Cite this dataset

Lane, Abbie et al. (2020). Worried, weary and worn out: a mixed methods study of stress and wellbeing in final year medical students [Dataset]. Dryad.


Objectives: Although there is much focus on burnout and psychological distress amongst doctors, studies about stress and wellbeing in medical students are limited but could inform early intervention and prevention strategies.

Design: The primary aim of this mixed methods, cross-sectional survey was to compare objective and subjective levels of stress in Final Year Medical students (2017) and to explore their perspectives on the factors they considered relevant to their wellbeing.

Setting: University College Dublin, the largest University in Ireland.

Participants: 161 of 235 medical students participated in this study (response rate 69%).

Results: 65.2% of students scored over accepted norms for the Perceived Stress Scale (34.8% low; 55.9% moderate; 9.3% high). 35% scored low; 28.7% moderate and 36.3% high on the Subjective Stress Scale.

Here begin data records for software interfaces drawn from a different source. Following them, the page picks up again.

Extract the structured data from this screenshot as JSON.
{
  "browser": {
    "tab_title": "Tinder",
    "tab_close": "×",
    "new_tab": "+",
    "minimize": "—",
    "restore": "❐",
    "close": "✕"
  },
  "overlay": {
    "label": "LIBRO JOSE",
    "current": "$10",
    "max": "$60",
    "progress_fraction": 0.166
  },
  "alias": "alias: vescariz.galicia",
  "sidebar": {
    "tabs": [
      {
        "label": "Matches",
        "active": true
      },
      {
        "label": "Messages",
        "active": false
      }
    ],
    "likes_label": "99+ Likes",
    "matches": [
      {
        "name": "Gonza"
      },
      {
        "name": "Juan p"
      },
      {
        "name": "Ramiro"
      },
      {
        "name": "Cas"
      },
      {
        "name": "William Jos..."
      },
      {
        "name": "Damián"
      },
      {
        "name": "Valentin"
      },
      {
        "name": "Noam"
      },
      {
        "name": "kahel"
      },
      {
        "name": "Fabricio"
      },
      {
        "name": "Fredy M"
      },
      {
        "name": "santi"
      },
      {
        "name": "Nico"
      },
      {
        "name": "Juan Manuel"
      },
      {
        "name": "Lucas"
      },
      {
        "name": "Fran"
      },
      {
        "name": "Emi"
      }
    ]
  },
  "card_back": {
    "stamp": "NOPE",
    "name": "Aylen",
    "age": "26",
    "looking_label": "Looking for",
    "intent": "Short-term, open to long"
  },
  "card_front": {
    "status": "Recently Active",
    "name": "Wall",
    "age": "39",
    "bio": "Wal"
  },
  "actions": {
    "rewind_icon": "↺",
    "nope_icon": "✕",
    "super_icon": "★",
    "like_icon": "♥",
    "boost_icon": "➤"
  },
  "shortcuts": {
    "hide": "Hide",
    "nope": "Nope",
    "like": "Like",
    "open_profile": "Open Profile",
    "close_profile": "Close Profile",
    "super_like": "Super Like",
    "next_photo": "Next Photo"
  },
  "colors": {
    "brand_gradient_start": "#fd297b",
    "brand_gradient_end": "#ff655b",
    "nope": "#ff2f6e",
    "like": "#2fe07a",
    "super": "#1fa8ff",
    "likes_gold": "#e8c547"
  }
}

Thematic Analysis identified worry about exams, relationships, concern about future, work-life balance and finance; 1 in 3 students reported worry, irritability and hostility; many felt worn out. Cognitive impacts included over-thinking, poor concentration, sense of failure, hopelessness and procrastination. Almost a third reported sleep and appetite disturbance, fatigue and weariness. A quarter  reported a “positive reaction” to stress. Positive strategies to manage stress included connection and talking, exercise, non-study activity  and meditation. Unhelpful strategies included isolation and substance use. No student reported using the college support services or sought professional help.

Conclusions: Medical students experience high levels of psychological distress, similar to their more senior doctor colleagues. They are disinclined to avail of traditional college help services. Toxic effects of stress may impact their cognition, learning, engagement and empathy and increase patient risk and adverse outcomes. The focus of wellbeing in doctors should be extended upstream and embedded in the curriculum where it could prevent future burnout, improve retention to the profession and deliver better outcomes for patients.


The participants in this study were Final Year Medical Students from Ireland’s largest University, University College Dublin (UCD). A typical final medical year is made up of around 240 students who are divided into four groups and then rotate through the different specialities of Paediatrics, Obstetrics and Gynaecology, Public Health, Medicine of the Elderly, General Practice and Psychiatry. 

The class included both Graduate Entry (GEM) and undergraduate (non-GEM) students. In UCD GEM and undergraduate students come together at year 4. Students were informed of the study and invited to participate in week five of their six-week Psychiatry Module.

Data was collected as part of a larger project that examines the impact of an eLearning module on Stress and Self-care. We embedded a new problem based small group teaching module on stress and self-care within the curriculum at pre-clinical and clinical teaching. We further developed an interactive eLearning module on Stress and Self-care and made this available to the same groups. The present study is descriptive and mixed-methods in nature and focuses on baseline stress levels in medical students prior to exposure to any educational intervention, embedded or electronic.

Students were assured that all data was anonymised and confidential. Ethical approval for the study was obtained from the Head of School in accordance with University College Dublin Regulations. Due to the sensitive nature of the questions, students were informed of the student support services available to them and encouraged to seek help if needed.

Usage notes

Data presented in Excel format. See also Questionnaire relating to the dataset.